■ **What you will do**: Below are records to be output exactly, every one of them.

Website and app data records:

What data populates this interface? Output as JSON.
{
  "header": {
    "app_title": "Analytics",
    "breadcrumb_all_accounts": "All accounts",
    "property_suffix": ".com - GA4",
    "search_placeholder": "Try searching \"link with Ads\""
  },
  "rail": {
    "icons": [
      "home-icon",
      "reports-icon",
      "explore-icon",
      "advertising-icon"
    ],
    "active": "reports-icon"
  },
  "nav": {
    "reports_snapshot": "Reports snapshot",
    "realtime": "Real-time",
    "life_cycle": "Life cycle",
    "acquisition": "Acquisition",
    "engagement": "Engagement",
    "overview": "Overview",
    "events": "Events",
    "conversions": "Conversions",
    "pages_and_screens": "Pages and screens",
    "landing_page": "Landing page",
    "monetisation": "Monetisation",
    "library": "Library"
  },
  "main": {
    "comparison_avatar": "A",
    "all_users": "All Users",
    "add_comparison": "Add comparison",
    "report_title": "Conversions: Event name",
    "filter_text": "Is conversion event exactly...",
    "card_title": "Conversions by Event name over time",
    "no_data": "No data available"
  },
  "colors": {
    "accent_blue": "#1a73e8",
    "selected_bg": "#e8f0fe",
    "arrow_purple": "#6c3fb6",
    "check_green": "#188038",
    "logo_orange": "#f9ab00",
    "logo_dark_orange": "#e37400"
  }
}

■ **Task result**:
What data populates this interface? Output as JSON.
{
  "header": {
    "app_title": "Analytics",
    "breadcrumb_all_accounts": "All accounts",
    "property_suffix": ".com - GA4",
    "search_placeholder": "Try searching \"link with Ads\""
  },
  "rail": {
    "icons": [
      "home-icon",
      "reports-icon",
      "explore-icon",
      "advertising-icon"
    ],
    "active": "reports-icon"
  },
  "nav": {
    "reports_snapshot": "Reports snapshot",
    "realtime": "Real-time",
    "life_cycle": "Life cycle",
    "acquisition": "Acquisition",
    "engagement": "Engagement",
    "overview": "Overview",
    "events": "Events",
    "conversions": "Conversions",
    "pages_and_screens": "Pages and screens",
    "landing_page": "Landing page",
    "monetisation": "Monetisation",
    "library": "Library"
  },
  "main": {
    "comparison_avatar": "A",
    "all_users": "All Users",
    "add_comparison": "Add comparison",
    "report_title": "Conversions: Event name",
    "filter_text": "Is conversion event exactly...",
    "card_title": "Conversions by Event name over time",
    "no_data": "No data available"
  },
  "colors": {
    "accent_blue": "#1a73e8",
    "selected_bg": "#e8f0fe",
    "arrow_purple": "#6c3fb6",
    "check_green": "#188038",
    "logo_orange": "#f9ab00",
    "logo_dark_orange": "#e37400"
  }
}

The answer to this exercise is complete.